> SYS does this, however I am not aware of an equivalent for NT based
> systems.
>
> As I see it there are two ways for you to go. Before you can go
> anywhere you need to back up your data files. You can back them up onto
> your old master drive (if you have the space) or onto some other media,
> you will need to re-partition your old slave drive, which is a
> destructive process (for data).
>
> I am assuming that your old slave drive is being correctly identified by
> your BIOS in its new master position.
>
> 1) If you have the original software disks (or manufacturers
> restore disks) for your operating system the preferred method would be
> to re-instal your operating system and software. Windows XP install
> allows you to partition and create a new file system and manufacturers
> restore disks do the same.
>
> 2) If your slave drive is larger than or the same size as your
> original master drive then you can use Maxblast to clone your the master
> to the slave. This will also re-partition your drive and make it
> bootable. By the way you can download the latest version of Maxblast
> from the Maxtor web site. It is free and you can use it providing one
> of the drives is a Maxtor drive.
>
Anonymous
a b G Storage
February 9, 2005 6:16:17 PM

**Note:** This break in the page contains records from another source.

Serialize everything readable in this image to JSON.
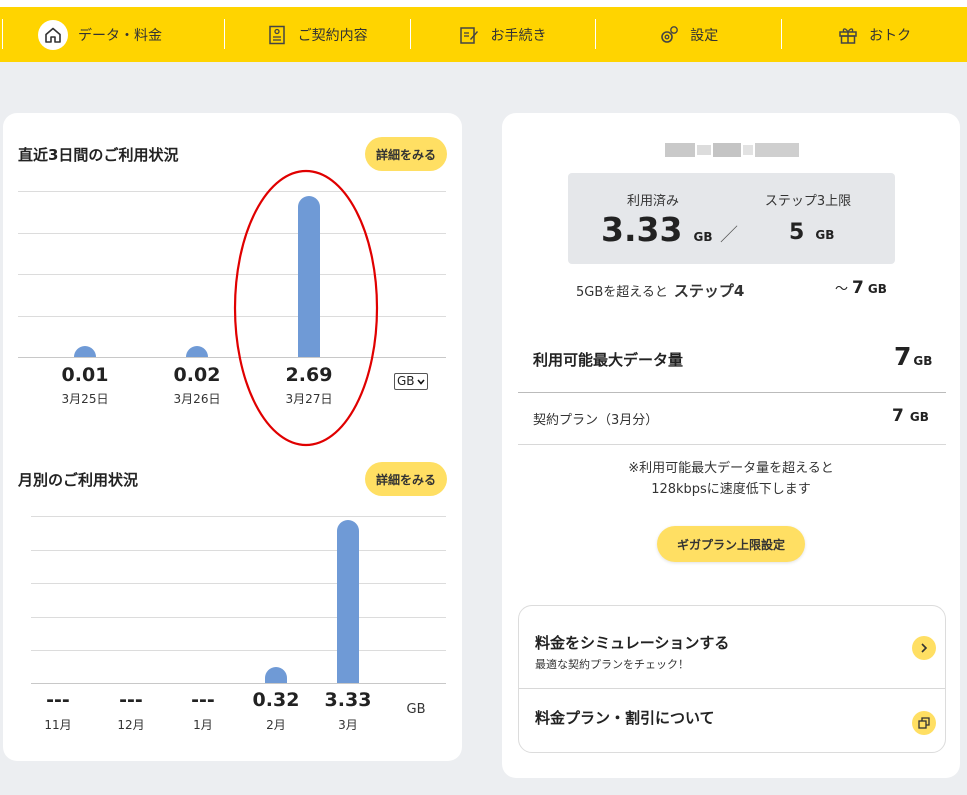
{
  "nav": {
    "items": [
      {
        "label": "データ・料金",
        "icon": "home-icon"
      },
      {
        "label": "ご契約内容",
        "icon": "contract-icon"
      },
      {
        "label": "お手続き",
        "icon": "edit-icon"
      },
      {
        "label": "設定",
        "icon": "settings-icon"
      },
      {
        "label": "おトク",
        "icon": "gift-icon"
      }
    ],
    "active_index": 0
  },
  "recent": {
    "title": "直近3日間のご利用状況",
    "detail_button": "詳細をみる",
    "unit_select": "GB",
    "days": [
      {
        "value": "0.01",
        "date": "3月25日"
      },
      {
        "value": "0.02",
        "date": "3月26日"
      },
      {
        "value": "2.69",
        "date": "3月27日"
      }
    ]
  },
  "monthly": {
    "title": "月別のご利用状況",
    "detail_button": "詳細をみる",
    "unit": "GB",
    "months": [
      {
        "value": "---",
        "month": "11月"
      },
      {
        "value": "---",
        "month": "12月"
      },
      {
        "value": "---",
        "month": "1月"
      },
      {
        "value": "0.32",
        "month": "2月"
      },
      {
        "value": "3.33",
        "month": "3月"
      }
    ]
  },
  "chart_data": [
    {
      "type": "bar",
      "title": "直近3日間のご利用状況",
      "categories": [
        "3月25日",
        "3月26日",
        "3月27日"
      ],
      "values": [
        0.01,
        0.02,
        2.69
      ],
      "ylabel": "GB"
    },
    {
      "type": "bar",
      "title": "月別のご利用状況",
      "categories": [
        "11月",
        "12月",
        "1月",
        "2月",
        "3月"
      ],
      "values": [
        null,
        null,
        null,
        0.32,
        3.33
      ],
      "ylabel": "GB"
    }
  ],
  "usage": {
    "used_label": "利用済み",
    "used_value": "3.33",
    "used_unit": "GB",
    "separator": "／",
    "limit_label": "ステップ3上限",
    "limit_value": "5",
    "limit_unit": "GB",
    "next_prefix": "5GBを超えると",
    "next_step": "ステップ4",
    "next_tilde": "～",
    "next_value": "7",
    "next_unit": "GB"
  },
  "max_data": {
    "label": "利用可能最大データ量",
    "value": "7",
    "unit": "GB"
  },
  "plan": {
    "label": "契約プラン（3月分）",
    "value": "7",
    "unit": "GB"
  },
  "notice": {
    "line1": "※利用可能最大データ量を超えると",
    "line2": "128kbpsに速度低下します"
  },
  "giga_button": "ギガプラン上限設定",
  "links": {
    "simulate_title": "料金をシミュレーションする",
    "simulate_sub": "最適な契約プランをチェック！",
    "plans_title": "料金プラン・割引について"
  },
  "colors": {
    "nav_bg": "#ffd400",
    "bar": "#6f9ad6",
    "button": "#ffdf63",
    "annotation": "#e00000"
  }
}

Archived from groups: comp.sys.ibm.pc.hardware.storage (More info?)

Thanks for your input, Eric, but I am not clear on what you are
suggesting or which parts of the previous post you believe are wrong.
Can you clarify?
Anonymous
a b G Storage
February 10, 2005 11:24:31 AM

Archived from groups: comp.sys.ibm.pc.hardware.storage (More info?)

Ross,

Please explain when you say copy the data. Did you do the 'boot drive
install' as explained on page 20 of the manual?

Irwin
Anonymous
a b G Storage
February 10, 2005 5:28:20 PM

Archived from groups: comp.sys.ibm.pc.hardware.storage (More info?)

In article <420a6f91$1_5@alt.athenanews.com>, Ross Meador <Ross@RMbcal-
dot-com.no-spam.invalid> writes
>Thanks for your input, Eric, but I am not clear on what you are
>suggesting or which parts of the previous post you believe are wrong.
> Can you clarify?
>

Its up to Eric to explain how everything is wrong, it is a rather broad
statement.

He is suggesting that you use the Recovery Console. This may solve your
problem although I doubt it, on the other hand it may make your
partitions inaccessible. So you must back up your data before you
attempt this.

With your new disk as the Master on the primary IDE port.

You can get into the Recovery Console by inserting the Windows XP setup
disc (not a recovery disk) and booting from the disc. The first option
you should be given is either to setup windows or repair an installation
of windows by pressing 'R'. Press R.

You will then enter a DOS like presentation. You may be presented with
a list of Windows installations and asked which installation you wish to
repair (this will be good sign). If you are enter the number against
the Windows you wish to repair (it is probably a list of length 1). You
will then be asked to enter the administrator password. If there is no
administrator password, just press enter.

Before you do anything else, it may be worth keying MAP to see if your
drive is visible.

You should then be faced with a DOS like command line. Key 'FIXBOOT c:'
(assuming that c is you boot disk), obviously no quotes. Press enter.

Key 'EXIT' and press ENTER to reboot and remove you Windows setup disk.
If this works then you will be able to boot from your new disk.

If this does not work then you will need to re-install the operating
system, all your software and the data that you have backed up. This is
still my preferred option, unless Eric has any other advice (FIXMBR?).

Good luck.

--
Nicholas David Richards -

"Où sont les neiges d'antan?"
!